He also spoke about what a gentleman Cary Grant was. The two went out on several dates, but there was no sexual activity, according to Sargent. “He hated being alone. He liked being around good-looking men. In fact, I heard all his secretaries were good-looking young men. He was indeed very closeted, but he didn't avoid you if you were a good-looking guy, the way some others will. I was just thrilled to be socializing with Cary Grant. It was the two of us, we'd go out together, then we'd talk, but nothing else.” Grant and Sargent made two movies together, but Sargent’s screen debut was in a 1954 film with Ronald Reagan (Prisoner of War). I’m not making this up.

When Sargent died after a 4-year struggle with prostate cancer at age 64, with his partner Albert Williams, age 37, at his side.


  1. I was about 8 yrs old when Sargent replaced York on Bewitched. Of course no one spoke of homosexuality then but I knew there was something different about Sargent when I watched that show. I think Dick was a good actor in other stuff but it seemed to me he tried too hard sometimes on Bewitched. York's indignation seemed more real. Or it might be just a bit of that oh too human tendency yo prefer what we see first. Anyway I also knew I was different from most other boys but that's another story. It would be nice to find a shirtless photo of Mr Sargent.
    looks like he had a nice hairy chest!
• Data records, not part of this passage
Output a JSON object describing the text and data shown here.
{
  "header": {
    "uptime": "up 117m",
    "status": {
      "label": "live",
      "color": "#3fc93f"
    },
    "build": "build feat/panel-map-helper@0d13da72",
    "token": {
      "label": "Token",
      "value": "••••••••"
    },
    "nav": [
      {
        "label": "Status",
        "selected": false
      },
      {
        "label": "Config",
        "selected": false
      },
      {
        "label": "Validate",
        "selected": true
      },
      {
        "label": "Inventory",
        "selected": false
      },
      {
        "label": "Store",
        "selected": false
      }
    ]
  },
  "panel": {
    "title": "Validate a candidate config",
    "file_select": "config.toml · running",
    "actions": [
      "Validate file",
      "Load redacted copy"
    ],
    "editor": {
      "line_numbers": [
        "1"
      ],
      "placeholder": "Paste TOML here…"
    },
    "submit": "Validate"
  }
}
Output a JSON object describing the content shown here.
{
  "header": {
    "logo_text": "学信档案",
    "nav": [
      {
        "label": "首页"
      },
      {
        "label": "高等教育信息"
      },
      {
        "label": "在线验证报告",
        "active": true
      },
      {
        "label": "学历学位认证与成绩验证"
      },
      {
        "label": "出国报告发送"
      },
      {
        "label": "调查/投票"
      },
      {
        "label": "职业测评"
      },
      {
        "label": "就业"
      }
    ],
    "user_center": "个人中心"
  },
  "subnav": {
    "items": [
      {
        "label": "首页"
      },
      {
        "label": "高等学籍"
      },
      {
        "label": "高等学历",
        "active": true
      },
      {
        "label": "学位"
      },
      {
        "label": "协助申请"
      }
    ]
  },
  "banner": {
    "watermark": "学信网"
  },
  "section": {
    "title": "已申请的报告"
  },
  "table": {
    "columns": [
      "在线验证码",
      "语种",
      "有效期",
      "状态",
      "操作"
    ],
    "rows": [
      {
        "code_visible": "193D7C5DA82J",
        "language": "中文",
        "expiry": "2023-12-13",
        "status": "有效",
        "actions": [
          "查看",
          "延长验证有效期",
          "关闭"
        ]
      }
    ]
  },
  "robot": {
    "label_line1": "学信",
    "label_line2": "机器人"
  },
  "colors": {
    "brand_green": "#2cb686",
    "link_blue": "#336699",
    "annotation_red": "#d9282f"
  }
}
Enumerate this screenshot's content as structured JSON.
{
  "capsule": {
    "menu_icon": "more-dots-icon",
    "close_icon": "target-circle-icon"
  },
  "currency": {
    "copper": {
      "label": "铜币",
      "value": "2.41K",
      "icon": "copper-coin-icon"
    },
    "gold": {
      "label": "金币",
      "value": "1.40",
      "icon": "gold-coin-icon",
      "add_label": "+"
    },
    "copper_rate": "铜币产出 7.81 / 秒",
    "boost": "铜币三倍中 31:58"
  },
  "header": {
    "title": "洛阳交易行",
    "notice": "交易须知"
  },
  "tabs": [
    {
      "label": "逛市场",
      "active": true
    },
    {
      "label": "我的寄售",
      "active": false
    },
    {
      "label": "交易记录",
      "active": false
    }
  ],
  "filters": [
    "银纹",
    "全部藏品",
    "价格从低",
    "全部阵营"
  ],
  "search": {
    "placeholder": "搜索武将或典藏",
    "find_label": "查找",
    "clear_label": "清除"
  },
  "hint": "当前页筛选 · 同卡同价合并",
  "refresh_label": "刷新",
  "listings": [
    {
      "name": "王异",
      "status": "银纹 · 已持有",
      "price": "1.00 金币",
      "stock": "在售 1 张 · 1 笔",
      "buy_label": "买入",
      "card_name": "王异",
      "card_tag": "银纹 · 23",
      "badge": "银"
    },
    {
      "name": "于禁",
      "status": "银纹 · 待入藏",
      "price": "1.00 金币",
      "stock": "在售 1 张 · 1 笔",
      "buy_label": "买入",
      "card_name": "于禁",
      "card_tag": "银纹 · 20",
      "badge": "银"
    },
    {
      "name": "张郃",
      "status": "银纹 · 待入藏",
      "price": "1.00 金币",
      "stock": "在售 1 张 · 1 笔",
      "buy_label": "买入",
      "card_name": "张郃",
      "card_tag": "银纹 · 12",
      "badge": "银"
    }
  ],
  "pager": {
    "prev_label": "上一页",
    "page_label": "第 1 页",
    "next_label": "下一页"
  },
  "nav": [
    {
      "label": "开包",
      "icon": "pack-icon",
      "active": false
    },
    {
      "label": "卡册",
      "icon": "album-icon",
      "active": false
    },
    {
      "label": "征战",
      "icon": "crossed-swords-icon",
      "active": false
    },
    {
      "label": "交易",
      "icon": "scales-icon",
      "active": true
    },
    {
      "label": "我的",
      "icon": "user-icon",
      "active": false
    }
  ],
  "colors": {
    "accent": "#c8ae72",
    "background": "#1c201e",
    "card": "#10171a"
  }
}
  2. I thought that he seemed better in the part. Dick York played the role too quick tempered IMO.

    1. Dick York was the better"Darrin"

    2. Dick York was way too hot tempered for the part. Sargent rocked the part beautifully!

      Please refer all other objections to your local toilet.



  3. I think each of these fine actors, York and Sargent, brought something different to the role of Darrin, which may have helped the show's longevity. I Loved "Bewitched" so much, I had to keep watching...and I am now on DVD!

    1. You're the one I agree with here, Anonymous-- I absolutely loved both of them equally. There was no reason to compare them; they were simply two guys (named Dick) who had two different approaches to the same role, that's all. No contest.

    2. You're right, Anonymous. No need for comparison s; they were both great.

  4. They were good people and good actors that's what matters.

  5. Ultimately this is the truth! Yahushua bless them all!

    Thanks for your post.


    "Ain't it something how it goes; that you don't know what you've got until it's gone?" - Joni Mitchell

  6. Dick Sargent was perfect for the role. Great actor and a great loss to this world.

    1. Totally agree! Dick York was good, but too emotional. Dick Sargent nailed it to the wall! Great actor indeed! He shall be sorely missed.